-- Records --
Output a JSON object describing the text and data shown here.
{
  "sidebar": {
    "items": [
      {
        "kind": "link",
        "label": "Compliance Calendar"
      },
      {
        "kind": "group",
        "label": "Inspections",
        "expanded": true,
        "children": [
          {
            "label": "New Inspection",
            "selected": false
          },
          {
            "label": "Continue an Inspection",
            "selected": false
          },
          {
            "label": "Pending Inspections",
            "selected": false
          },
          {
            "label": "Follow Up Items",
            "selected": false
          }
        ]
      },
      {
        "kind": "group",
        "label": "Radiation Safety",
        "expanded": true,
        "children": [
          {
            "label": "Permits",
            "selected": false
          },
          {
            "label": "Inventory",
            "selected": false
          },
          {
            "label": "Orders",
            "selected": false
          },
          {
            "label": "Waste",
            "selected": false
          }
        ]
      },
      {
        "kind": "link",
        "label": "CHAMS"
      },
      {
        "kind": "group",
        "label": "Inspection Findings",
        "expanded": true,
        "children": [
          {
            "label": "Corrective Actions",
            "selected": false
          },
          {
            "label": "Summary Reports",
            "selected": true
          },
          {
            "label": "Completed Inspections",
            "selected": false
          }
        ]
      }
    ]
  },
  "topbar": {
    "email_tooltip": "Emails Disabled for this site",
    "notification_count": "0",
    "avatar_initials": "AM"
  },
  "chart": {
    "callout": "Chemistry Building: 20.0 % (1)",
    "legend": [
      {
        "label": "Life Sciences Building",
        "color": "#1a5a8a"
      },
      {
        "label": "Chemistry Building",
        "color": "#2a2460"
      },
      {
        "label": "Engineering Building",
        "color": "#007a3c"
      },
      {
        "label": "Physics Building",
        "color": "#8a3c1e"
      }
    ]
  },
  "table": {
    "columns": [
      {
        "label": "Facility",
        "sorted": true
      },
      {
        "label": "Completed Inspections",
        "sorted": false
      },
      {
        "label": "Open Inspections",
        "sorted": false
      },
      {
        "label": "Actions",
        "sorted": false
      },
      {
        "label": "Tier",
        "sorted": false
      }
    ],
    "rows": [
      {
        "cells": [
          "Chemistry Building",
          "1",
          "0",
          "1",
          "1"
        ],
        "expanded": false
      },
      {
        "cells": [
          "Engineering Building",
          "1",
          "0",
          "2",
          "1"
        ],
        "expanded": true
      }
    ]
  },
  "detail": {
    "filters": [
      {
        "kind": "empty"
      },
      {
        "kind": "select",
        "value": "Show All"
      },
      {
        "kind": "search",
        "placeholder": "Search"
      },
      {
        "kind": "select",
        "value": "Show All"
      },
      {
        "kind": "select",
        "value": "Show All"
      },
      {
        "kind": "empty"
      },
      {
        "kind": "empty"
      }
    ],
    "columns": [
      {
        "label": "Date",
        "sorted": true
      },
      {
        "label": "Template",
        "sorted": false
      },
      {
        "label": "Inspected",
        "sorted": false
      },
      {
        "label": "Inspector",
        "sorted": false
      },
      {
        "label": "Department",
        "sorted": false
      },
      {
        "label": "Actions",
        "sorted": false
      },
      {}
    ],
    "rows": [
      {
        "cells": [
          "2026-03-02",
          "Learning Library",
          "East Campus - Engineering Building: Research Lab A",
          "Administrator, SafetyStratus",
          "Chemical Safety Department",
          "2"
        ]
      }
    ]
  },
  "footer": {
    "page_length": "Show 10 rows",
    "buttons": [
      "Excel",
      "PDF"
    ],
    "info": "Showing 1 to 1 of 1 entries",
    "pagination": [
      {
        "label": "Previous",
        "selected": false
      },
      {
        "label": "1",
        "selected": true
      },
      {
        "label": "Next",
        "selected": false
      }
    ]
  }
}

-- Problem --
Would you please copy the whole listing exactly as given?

-- Exercise response --
Output a JSON object describing the text and data shown here.
{
  "sidebar": {
    "items": [
      {
        "kind": "link",
        "label": "Compliance Calendar"
      },
      {
        "kind": "group",
        "label": "Inspections",
        "expanded": true,
        "children": [
          {
            "label": "New Inspection",
            "selected": false
          },
          {
            "label": "Continue an Inspection",
            "selected": false
          },
          {
            "label": "Pending Inspections",
            "selected": false
          },
          {
            "label": "Follow Up Items",
            "selected": false
          }
        ]
      },
      {
        "kind": "group",
        "label": "Radiation Safety",
        "expanded": true,
        "children": [
          {
            "label": "Permits",
            "selected": false
          },
          {
            "label": "Inventory",
            "selected": false
          },
          {
            "label": "Orders",
            "selected": false
          },
          {
            "label": "Waste",
            "selected": false
          }
        ]
      },
      {
        "kind": "link",
        "label": "CHAMS"
      },
      {
        "kind": "group",
        "label": "Inspection Findings",
        "expanded": true,
        "children": [
          {
            "label": "Corrective Actions",
            "selected": false
          },
          {
            "label": "Summary Reports",
            "selected": true
          },
          {
            "label": "Completed Inspections",
            "selected": false
          }
        ]
      }
    ]
  },
  "topbar": {
    "email_tooltip": "Emails Disabled for this site",
    "notification_count": "0",
    "avatar_initials": "AM"
  },
  "chart": {
    "callout": "Chemistry Building: 20.0 % (1)",
    "legend": [
      {
        "label": "Life Sciences Building",
        "color": "#1a5a8a"
      },
      {
        "label": "Chemistry Building",
        "color": "#2a2460"
      },
      {
        "label": "Engineering Building",
        "color": "#007a3c"
      },
      {
        "label": "Physics Building",
        "color": "#8a3c1e"
      }
    ]
  },
  "table": {
    "columns": [
      {
        "label": "Facility",
        "sorted": true
      },
      {
        "label": "Completed Inspections",
        "sorted": false
      },
      {
        "label": "Open Inspections",
        "sorted": false
      },
      {
        "label": "Actions",
        "sorted": false
      },
      {
        "label": "Tier",
        "sorted": false
      }
    ],
    "rows": [
      {
        "cells": [
          "Chemistry Building",
          "1",
          "0",
          "1",
          "1"
        ],
        "expanded": false
      },
      {
        "cells": [
          "Engineering Building",
          "1",
          "0",
          "2",
          "1"
        ],
        "expanded": true
      }
    ]
  },
  "detail": {
    "filters": [
      {
        "kind": "empty"
      },
      {
        "kind": "select",
        "value": "Show All"
      },
      {
        "kind": "search",
        "placeholder": "Search"
      },
      {
        "kind": "select",
        "value": "Show All"
      },
      {
        "kind": "select",
        "value": "Show All"
      },
      {
        "kind": "empty"
      },
      {
        "kind": "empty"
      }
    ],
    "columns": [
      {
        "label": "Date",
        "sorted": true
      },
      {
        "label": "Template",
        "sorted": false
      },
      {
        "label": "Inspected",
        "sorted": false
      },
      {
        "label": "Inspector",
        "sorted": false
      },
      {
        "label": "Department",
        "sorted": false
      },
      {
        "label": "Actions",
        "sorted": false
      },
      {}
    ],
    "rows": [
      {
        "cells": [
          "2026-03-02",
          "Learning Library",
          "East Campus - Engineering Building: Research Lab A",
          "Administrator, SafetyStratus",
          "Chemical Safety Department",
          "2"
        ]
      }
    ]
  },
  "footer": {
    "page_length": "Show 10 rows",
    "buttons": [
      "Excel",
      "PDF"
    ],
    "info": "Showing 1 to 1 of 1 entries",
    "pagination": [
      {
        "label": "Previous",
        "selected": false
      },
      {
        "label": "1",
        "selected": true
      },
      {
        "label": "Next",
        "selected": false
      }
    ]
  }
}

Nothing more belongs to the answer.